Exercise details →
Would you set down all of the entries below exactly as they stand?

*** Material for this task Section Begins ***

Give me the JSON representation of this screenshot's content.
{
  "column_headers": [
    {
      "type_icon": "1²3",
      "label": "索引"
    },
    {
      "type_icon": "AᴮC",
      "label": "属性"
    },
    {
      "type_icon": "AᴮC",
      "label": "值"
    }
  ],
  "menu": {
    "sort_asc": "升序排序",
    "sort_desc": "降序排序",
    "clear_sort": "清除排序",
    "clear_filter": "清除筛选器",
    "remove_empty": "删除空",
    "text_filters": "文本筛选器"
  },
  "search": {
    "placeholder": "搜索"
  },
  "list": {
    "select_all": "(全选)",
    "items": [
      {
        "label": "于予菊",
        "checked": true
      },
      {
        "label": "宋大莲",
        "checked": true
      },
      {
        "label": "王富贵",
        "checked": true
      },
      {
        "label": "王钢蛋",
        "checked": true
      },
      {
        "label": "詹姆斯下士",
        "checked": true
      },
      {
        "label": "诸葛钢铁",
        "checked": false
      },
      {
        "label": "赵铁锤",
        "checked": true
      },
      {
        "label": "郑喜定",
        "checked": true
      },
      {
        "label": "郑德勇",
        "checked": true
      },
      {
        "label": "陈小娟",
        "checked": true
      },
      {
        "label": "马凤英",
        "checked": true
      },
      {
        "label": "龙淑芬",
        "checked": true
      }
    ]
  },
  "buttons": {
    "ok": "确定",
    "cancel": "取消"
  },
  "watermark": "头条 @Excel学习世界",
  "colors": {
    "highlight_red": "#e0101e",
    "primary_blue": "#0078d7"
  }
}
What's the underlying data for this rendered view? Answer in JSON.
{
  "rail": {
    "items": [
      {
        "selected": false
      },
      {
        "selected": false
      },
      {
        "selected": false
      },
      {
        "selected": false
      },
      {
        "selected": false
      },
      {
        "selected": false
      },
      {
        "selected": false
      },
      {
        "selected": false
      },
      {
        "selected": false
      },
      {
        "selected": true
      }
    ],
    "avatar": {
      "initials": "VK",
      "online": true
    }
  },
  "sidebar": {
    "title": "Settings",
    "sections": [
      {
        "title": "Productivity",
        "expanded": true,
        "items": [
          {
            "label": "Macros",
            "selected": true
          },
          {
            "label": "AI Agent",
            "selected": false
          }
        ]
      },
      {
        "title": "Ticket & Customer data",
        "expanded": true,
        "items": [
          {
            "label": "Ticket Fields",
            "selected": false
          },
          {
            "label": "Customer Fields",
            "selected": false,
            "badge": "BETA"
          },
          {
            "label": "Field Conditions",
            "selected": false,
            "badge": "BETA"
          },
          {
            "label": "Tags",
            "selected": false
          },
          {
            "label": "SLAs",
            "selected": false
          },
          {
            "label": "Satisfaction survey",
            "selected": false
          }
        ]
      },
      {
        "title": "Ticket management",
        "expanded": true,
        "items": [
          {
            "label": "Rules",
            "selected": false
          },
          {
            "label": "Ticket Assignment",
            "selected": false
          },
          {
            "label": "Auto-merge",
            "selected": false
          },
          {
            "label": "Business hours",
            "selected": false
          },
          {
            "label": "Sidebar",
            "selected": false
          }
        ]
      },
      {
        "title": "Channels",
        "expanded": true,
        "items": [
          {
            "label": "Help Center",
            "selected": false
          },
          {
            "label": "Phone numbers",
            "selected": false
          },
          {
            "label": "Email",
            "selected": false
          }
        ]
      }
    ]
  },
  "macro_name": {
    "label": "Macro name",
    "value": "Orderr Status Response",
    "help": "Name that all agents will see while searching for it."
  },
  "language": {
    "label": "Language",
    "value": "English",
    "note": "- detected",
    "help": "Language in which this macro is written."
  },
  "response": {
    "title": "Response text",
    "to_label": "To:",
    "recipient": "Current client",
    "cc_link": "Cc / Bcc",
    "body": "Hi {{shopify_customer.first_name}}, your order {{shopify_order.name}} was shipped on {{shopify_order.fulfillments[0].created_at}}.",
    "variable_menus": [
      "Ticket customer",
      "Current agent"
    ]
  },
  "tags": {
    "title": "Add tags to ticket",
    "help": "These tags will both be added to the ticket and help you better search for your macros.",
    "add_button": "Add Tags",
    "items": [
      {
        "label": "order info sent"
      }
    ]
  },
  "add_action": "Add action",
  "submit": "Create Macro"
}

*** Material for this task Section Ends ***

Result →
Give me the JSON representation of this screenshot's content.
{
  "column_headers": [
    {
      "type_icon": "1²3",
      "label": "索引"
    },
    {
      "type_icon": "AᴮC",
      "label": "属性"
    },
    {
      "type_icon": "AᴮC",
      "label": "值"
    }
  ],
  "menu": {
    "sort_asc": "升序排序",
    "sort_desc": "降序排序",
    "clear_sort": "清除排序",
    "clear_filter": "清除筛选器",
    "remove_empty": "删除空",
    "text_filters": "文本筛选器"
  },
  "search": {
    "placeholder": "搜索"
  },
  "list": {
    "select_all": "(全选)",
    "items": [
      {
        "label": "于予菊",
        "checked": true
      },
      {
        "label": "宋大莲",
        "checked": true
      },
      {
        "label": "王富贵",
        "checked": true
      },
      {
        "label": "王钢蛋",
        "checked": true
      },
      {
        "label": "詹姆斯下士",
        "checked": true
      },
      {
        "label": "诸葛钢铁",
        "checked": false
      },
      {
        "label": "赵铁锤",
        "checked": true
      },
      {
        "label": "郑喜定",
        "checked": true
      },
      {
        "label": "郑德勇",
        "checked": true
      },
      {
        "label": "陈小娟",
        "checked": true
      },
      {
        "label": "马凤英",
        "checked": true
      },
      {
        "label": "龙淑芬",
        "checked": true
      }
    ]
  },
  "buttons": {
    "ok": "确定",
    "cancel": "取消"
  },
  "watermark": "头条 @Excel学习世界",
  "colors": {
    "highlight_red": "#e0101e",
    "primary_blue": "#0078d7"
  }
}
What's the underlying data for this rendered view? Answer in JSON.
{
  "rail": {
    "items": [
      {
        "selected": false
      },
      {
        "selected": false
      },
      {
        "selected": false
      },
      {
        "selected": false
      },
      {
        "selected": false
      },
      {
        "selected": false
      },
      {
        "selected": false
      },
      {
        "selected": false
      },
      {
        "selected": false
      },
      {
        "selected": true
      }
    ],
    "avatar": {
      "initials": "VK",
      "online": true
    }
  },
  "sidebar": {
    "title": "Settings",
    "sections": [
      {
        "title": "Productivity",
        "expanded": true,
        "items": [
          {
            "label": "Macros",
            "selected": true
          },
          {
            "label": "AI Agent",
            "selected": false
          }
        ]
      },
      {
        "title": "Ticket & Customer data",
        "expanded": true,
        "items": [
          {
            "label": "Ticket Fields",
            "selected": false
          },
          {
            "label": "Customer Fields",
            "selected": false,
            "badge": "BETA"
          },
          {
            "label": "Field Conditions",
            "selected": false,
            "badge": "BETA"
          },
          {
            "label": "Tags",
            "selected": false
          },
          {
            "label": "SLAs",
            "selected": false
          },
          {
            "label": "Satisfaction survey",
            "selected": false
          }
        ]
      },
      {
        "title": "Ticket management",
        "expanded": true,
        "items": [
          {
            "label": "Rules",
            "selected": false
          },
          {
            "label": "Ticket Assignment",
            "selected": false
          },
          {
            "label": "Auto-merge",
            "selected": false
          },
          {
            "label": "Business hours",
            "selected": false
          },
          {
            "label": "Sidebar",
            "selected": false
          }
        ]
      },
      {
        "title": "Channels",
        "expanded": true,
        "items": [
          {
            "label": "Help Center",
            "selected": false
          },
          {
            "label": "Phone numbers",
            "selected": false
          },
          {
            "label": "Email",
            "selected": false
          }
        ]
      }
    ]
  },
  "macro_name": {
    "label": "Macro name",
    "value": "Orderr Status Response",
    "help": "Name that all agents will see while searching for it."
  },
  "language": {
    "label": "Language",
    "value": "English",
    "note": "- detected",
    "help": "Language in which this macro is written."
  },
  "response": {
    "title": "Response text",
    "to_label": "To:",
    "recipient": "Current client",
    "cc_link": "Cc / Bcc",
    "body": "Hi {{shopify_customer.first_name}}, your order {{shopify_order.name}} was shipped on {{shopify_order.fulfillments[0].created_at}}.",
    "variable_menus": [
      "Ticket customer",
      "Current agent"
    ]
  },
  "tags": {
    "title": "Add tags to ticket",
    "help": "These tags will both be added to the ticket and help you better search for your macros.",
    "add_button": "Add Tags",
    "items": [
      {
        "label": "order info sent"
      }
    ]
  },
  "add_action": "Add action",
  "submit": "Create Macro"
}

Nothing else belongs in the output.